Directions for this task: Whichever lines of the entries hold the word "Performance" should be identified and copied.
Start of Entries supplied
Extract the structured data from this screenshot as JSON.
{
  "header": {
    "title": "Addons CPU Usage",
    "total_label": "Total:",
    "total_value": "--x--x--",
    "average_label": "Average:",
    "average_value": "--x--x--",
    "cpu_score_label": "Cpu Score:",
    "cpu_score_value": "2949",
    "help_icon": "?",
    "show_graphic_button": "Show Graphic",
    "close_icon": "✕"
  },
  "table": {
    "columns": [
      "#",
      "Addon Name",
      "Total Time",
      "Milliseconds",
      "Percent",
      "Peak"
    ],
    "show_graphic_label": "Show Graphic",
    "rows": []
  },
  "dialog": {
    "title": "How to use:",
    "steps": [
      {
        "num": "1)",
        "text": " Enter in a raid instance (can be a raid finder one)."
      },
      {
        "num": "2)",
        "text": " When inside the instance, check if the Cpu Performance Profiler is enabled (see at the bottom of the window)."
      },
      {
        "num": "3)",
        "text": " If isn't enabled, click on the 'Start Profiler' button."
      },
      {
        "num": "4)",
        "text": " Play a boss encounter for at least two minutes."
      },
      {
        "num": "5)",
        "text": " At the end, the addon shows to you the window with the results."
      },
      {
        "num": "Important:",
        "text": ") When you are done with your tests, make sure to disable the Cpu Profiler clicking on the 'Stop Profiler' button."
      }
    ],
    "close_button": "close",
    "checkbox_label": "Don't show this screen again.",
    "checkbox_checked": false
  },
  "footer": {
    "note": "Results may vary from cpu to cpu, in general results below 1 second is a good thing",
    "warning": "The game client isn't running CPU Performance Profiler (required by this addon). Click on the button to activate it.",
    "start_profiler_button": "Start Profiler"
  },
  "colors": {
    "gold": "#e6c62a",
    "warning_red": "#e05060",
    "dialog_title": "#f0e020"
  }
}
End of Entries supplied
Expected answer:
        "text": " When inside the instance, check if the Cpu Performance Profiler is enabled (see at the bottom of the window)."
    "warning": "The game client isn't running CPU Performance Profiler (required by this addon). Click on the button to activate it.",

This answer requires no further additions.